Another product of Shifrin's initial Berkeley years was the Serenade for Five Instruments, commissioned by The Juilliard School as part of its 50th anniversary celebrations. Completed in 1956, it received its premiere at Juilliard on February 17 of that year, performed by members of the school's faculty. Contrary to the nature of the term “serenade” (which normally would imply light, uncomplicated music), Shifrin's score is rigorous in design. “The title is given not in any generic sense,” the composer has written. “It derives primarily from the character of the slow middle movement, and the relative directness and simplicity of the formal procedures used throughout.” The first movement (Allegro molto) is imbued with a vigorous sense of forward-motion by the striking contrast between the opening part — “in which line and motive pass from one instrument to the other, with no one instrument predominating,” as the composer writes — and the second section, characterized by a continuously lyric clarinet line.

The central Largo assai again touches upon the BartÛkian night-song character, with an initial theme in the piano that reappears at the movement's climax. The final Presto molto, which begins by resolving the last (unresolved) harmony of the previous movement, is a lively rondo that features the daunting chromaticism and rapid repeated-note passages characteristic of much of Shifrin's more animated music. The full range of Shifrin's chromatic mastery is heard in the Fourth String Quartet, written in late 1966 and early 1967 on commission from the Fine Arts Music Foundation of Chicago. It received its first performance by the Fine Arts Quartet, to whom it is dedicated. Cast in three movements that are performed with only slight pauses between, the piece draws upon all aspects of a quartet's contrapuntal and rhythmic abilities.

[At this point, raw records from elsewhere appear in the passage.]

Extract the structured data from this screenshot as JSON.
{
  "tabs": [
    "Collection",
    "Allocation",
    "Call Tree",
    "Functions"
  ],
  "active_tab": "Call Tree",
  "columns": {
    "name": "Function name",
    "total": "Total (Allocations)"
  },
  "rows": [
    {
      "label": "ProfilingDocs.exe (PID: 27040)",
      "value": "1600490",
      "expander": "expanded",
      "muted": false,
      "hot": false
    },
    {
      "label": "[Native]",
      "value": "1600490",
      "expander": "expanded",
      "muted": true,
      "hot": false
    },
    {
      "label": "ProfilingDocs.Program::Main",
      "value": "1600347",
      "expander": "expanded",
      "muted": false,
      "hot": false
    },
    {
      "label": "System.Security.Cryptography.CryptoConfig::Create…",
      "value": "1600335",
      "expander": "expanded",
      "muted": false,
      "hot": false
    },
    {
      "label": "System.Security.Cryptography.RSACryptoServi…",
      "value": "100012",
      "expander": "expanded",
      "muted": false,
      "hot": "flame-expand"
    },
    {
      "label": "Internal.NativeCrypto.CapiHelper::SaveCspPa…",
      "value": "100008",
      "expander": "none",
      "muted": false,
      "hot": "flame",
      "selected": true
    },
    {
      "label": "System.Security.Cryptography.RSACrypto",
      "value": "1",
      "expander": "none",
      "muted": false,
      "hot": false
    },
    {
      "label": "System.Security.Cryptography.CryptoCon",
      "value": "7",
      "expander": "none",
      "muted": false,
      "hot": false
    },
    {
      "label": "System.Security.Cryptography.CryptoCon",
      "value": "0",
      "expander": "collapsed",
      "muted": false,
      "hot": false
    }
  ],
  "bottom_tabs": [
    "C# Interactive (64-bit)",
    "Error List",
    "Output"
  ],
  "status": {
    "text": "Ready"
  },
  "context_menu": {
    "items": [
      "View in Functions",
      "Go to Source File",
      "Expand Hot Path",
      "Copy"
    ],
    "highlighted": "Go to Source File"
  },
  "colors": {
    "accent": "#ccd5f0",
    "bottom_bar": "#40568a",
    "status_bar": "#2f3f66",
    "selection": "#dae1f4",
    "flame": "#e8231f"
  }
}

The first movement (Lirico) begins with a muted section of striking intervallic material, contrasted with florid arabesques and chordal interjections to challenge the predominantly linear nature of the piece. A central section without mutes “extracts from the opening those aspects that were secondary—the chordal interjection, the arabesque figures—and evolves from them a continuity in discontinuities,” as the composer writes. “Gradually the harmonies refer more closely to the opening and there grows a sense of the lyric line emerging again, transformed.” A second movement (Comodo) contrasts ever-shifting timbral colors with “a refrainlike melody, simple and songlike, but it, too, is unpredictable in its coming and going,” Shifrin writes. “Suddenly the web is interrupted and an angular explosive succession of trumpetlike contrapuntal figures is announced, overlaps, builds to an intense stretto and ends abruptly.” The original tempo is restored, “but the seeming simplicity of the opening is never fully regained.” The finale (Misurato-Allegro) presents a slow introduction, to anchor the harmonic relationships that will ensue, then launches into a dazzling Allegro that builds to a climactic “point of union between these harmonies and those of the first movement.”

—Paul J. Horsley